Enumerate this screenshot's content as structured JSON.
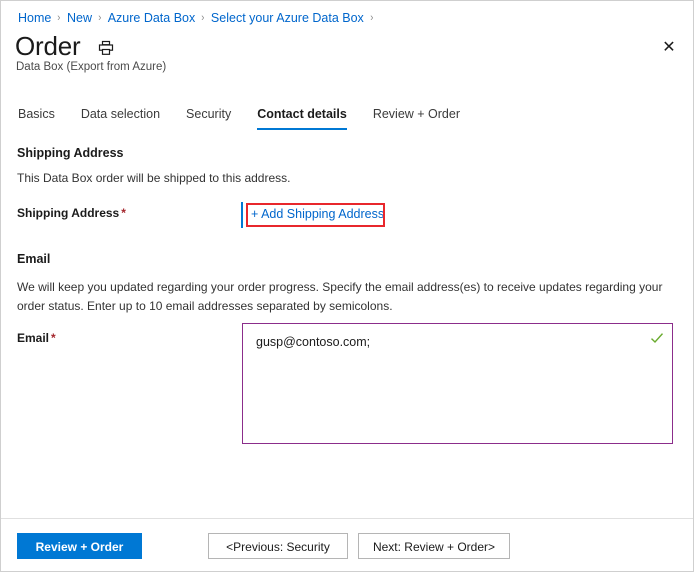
{
  "breadcrumb": {
    "items": [
      {
        "label": "Home"
      },
      {
        "label": "New"
      },
      {
        "label": "Azure Data Box"
      },
      {
        "label": "Select your Azure Data Box"
      }
    ],
    "separator": "›"
  },
  "header": {
    "title": "Order",
    "subtitle": "Data Box (Export from Azure)",
    "print_icon": "printer-icon",
    "close_icon": "✕"
  },
  "tabs": [
    {
      "label": "Basics",
      "active": false
    },
    {
      "label": "Data selection",
      "active": false
    },
    {
      "label": "Security",
      "active": false
    },
    {
      "label": "Contact details",
      "active": true
    },
    {
      "label": "Review + Order",
      "active": false
    }
  ],
  "shipping": {
    "heading": "Shipping Address",
    "description": "This Data Box order will be shipped to this address.",
    "field_label": "Shipping Address",
    "required_marker": "*",
    "add_link": "+ Add Shipping Address"
  },
  "email": {
    "heading": "Email",
    "description": "We will keep you updated regarding your order progress. Specify the email address(es) to receive updates regarding your order status. Enter up to 10 email addresses separated by semicolons.",
    "field_label": "Email",
    "required_marker": "*",
    "value": "gusp@contoso.com;",
    "valid_icon": "check-icon"
  },
  "footer": {
    "primary_label": "Review + Order",
    "previous_label": "<Previous: Security",
    "next_label": "Next: Review + Order>"
  },
  "colors": {
    "accent_blue": "#0078d4",
    "link_blue": "#0066cc",
    "highlight_red": "#e8272c",
    "field_purple": "#8b2d8b",
    "valid_green": "#6aab2f",
    "required_red": "#a4262c"
  }
}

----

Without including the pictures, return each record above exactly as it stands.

* _Output for this task_:
Enumerate this screenshot's content as structured JSON.
{
  "breadcrumb": {
    "items": [
      {
        "label": "Home"
      },
      {
        "label": "New"
      },
      {
        "label": "Azure Data Box"
      },
      {
        "label": "Select your Azure Data Box"
      }
    ],
    "separator": "›"
  },
  "header": {
    "title": "Order",
    "subtitle": "Data Box (Export from Azure)",
    "print_icon": "printer-icon",
    "close_icon": "✕"
  },
  "tabs": [
    {
      "label": "Basics",
      "active": false
    },
    {
      "label": "Data selection",
      "active": false
    },
    {
      "label": "Security",
      "active": false
    },
    {
      "label": "Contact details",
      "active": true
    },
    {
      "label": "Review + Order",
      "active": false
    }
  ],
  "shipping": {
    "heading": "Shipping Address",
    "description": "This Data Box order will be shipped to this address.",
    "field_label": "Shipping Address",
    "required_marker": "*",
    "add_link": "+ Add Shipping Address"
  },
  "email": {
    "heading": "Email",
    "description": "We will keep you updated regarding your order progress. Specify the email address(es) to receive updates regarding your order status. Enter up to 10 email addresses separated by semicolons.",
    "field_label": "Email",
    "required_marker": "*",
    "value": "gusp@contoso.com;",
    "valid_icon": "check-icon"
  },
  "footer": {
    "primary_label": "Review + Order",
    "previous_label": "<Previous: Security",
    "next_label": "Next: Review + Order>"
  },
  "colors": {
    "accent_blue": "#0078d4",
    "link_blue": "#0066cc",
    "highlight_red": "#e8272c",
    "field_purple": "#8b2d8b",
    "valid_green": "#6aab2f",
    "required_red": "#a4262c"
  }
}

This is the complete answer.